### Dataset content ###

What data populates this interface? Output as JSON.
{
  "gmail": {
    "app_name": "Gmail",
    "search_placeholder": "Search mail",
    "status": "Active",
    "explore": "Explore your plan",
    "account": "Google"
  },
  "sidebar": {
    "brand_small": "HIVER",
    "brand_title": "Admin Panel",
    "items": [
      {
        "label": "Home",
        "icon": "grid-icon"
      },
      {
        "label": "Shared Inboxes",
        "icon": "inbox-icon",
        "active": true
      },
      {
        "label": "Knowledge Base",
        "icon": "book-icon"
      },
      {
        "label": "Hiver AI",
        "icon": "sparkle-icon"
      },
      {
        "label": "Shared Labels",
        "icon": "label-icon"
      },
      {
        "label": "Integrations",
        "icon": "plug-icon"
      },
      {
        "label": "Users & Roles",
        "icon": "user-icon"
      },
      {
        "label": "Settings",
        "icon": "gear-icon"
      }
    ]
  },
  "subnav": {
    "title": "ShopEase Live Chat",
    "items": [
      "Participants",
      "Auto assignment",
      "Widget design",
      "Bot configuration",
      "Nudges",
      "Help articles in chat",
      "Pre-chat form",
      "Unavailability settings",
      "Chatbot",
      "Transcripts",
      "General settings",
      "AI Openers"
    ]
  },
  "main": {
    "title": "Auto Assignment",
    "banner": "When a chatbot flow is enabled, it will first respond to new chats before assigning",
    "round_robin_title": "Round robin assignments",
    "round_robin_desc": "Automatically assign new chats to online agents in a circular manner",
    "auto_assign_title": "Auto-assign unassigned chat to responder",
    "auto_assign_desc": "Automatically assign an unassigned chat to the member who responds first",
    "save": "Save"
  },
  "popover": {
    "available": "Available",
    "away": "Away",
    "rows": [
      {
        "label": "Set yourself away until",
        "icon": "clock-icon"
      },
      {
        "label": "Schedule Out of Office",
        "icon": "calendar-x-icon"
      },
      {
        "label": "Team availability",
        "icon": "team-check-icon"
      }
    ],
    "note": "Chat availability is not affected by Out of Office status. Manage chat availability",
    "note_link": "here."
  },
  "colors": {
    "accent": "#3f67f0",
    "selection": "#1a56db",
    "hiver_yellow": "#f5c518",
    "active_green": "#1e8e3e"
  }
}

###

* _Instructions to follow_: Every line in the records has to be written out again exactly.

* _Task result_:
What data populates this interface? Output as JSON.
{
  "gmail": {
    "app_name": "Gmail",
    "search_placeholder": "Search mail",
    "status": "Active",
    "explore": "Explore your plan",
    "account": "Google"
  },
  "sidebar": {
    "brand_small": "HIVER",
    "brand_title": "Admin Panel",
    "items": [
      {
        "label": "Home",
        "icon": "grid-icon"
      },
      {
        "label": "Shared Inboxes",
        "icon": "inbox-icon",
        "active": true
      },
      {
        "label": "Knowledge Base",
        "icon": "book-icon"
      },
      {
        "label": "Hiver AI",
        "icon": "sparkle-icon"
      },
      {
        "label": "Shared Labels",
        "icon": "label-icon"
      },
      {
        "label": "Integrations",
        "icon": "plug-icon"
      },
      {
        "label": "Users & Roles",
        "icon": "user-icon"
      },
      {
        "label": "Settings",
        "icon": "gear-icon"
      }
    ]
  },
  "subnav": {
    "title": "ShopEase Live Chat",
    "items": [
      "Participants",
      "Auto assignment",
      "Widget design",
      "Bot configuration",
      "Nudges",
      "Help articles in chat",
      "Pre-chat form",
      "Unavailability settings",
      "Chatbot",
      "Transcripts",
      "General settings",
      "AI Openers"
    ]
  },
  "main": {
    "title": "Auto Assignment",
    "banner": "When a chatbot flow is enabled, it will first respond to new chats before assigning",
    "round_robin_title": "Round robin assignments",
    "round_robin_desc": "Automatically assign new chats to online agents in a circular manner",
    "auto_assign_title": "Auto-assign unassigned chat to responder",
    "auto_assign_desc": "Automatically assign an unassigned chat to the member who responds first",
    "save": "Save"
  },
  "popover": {
    "available": "Available",
    "away": "Away",
    "rows": [
      {
        "label": "Set yourself away until",
        "icon": "clock-icon"
      },
      {
        "label": "Schedule Out of Office",
        "icon": "calendar-x-icon"
      },
      {
        "label": "Team availability",
        "icon": "team-check-icon"
      }
    ],
    "note": "Chat availability is not affected by Out of Office status. Manage chat availability",
    "note_link": "here."
  },
  "colors": {
    "accent": "#3f67f0",
    "selection": "#1a56db",
    "hiver_yellow": "#f5c518",
    "active_green": "#1e8e3e"
  }
}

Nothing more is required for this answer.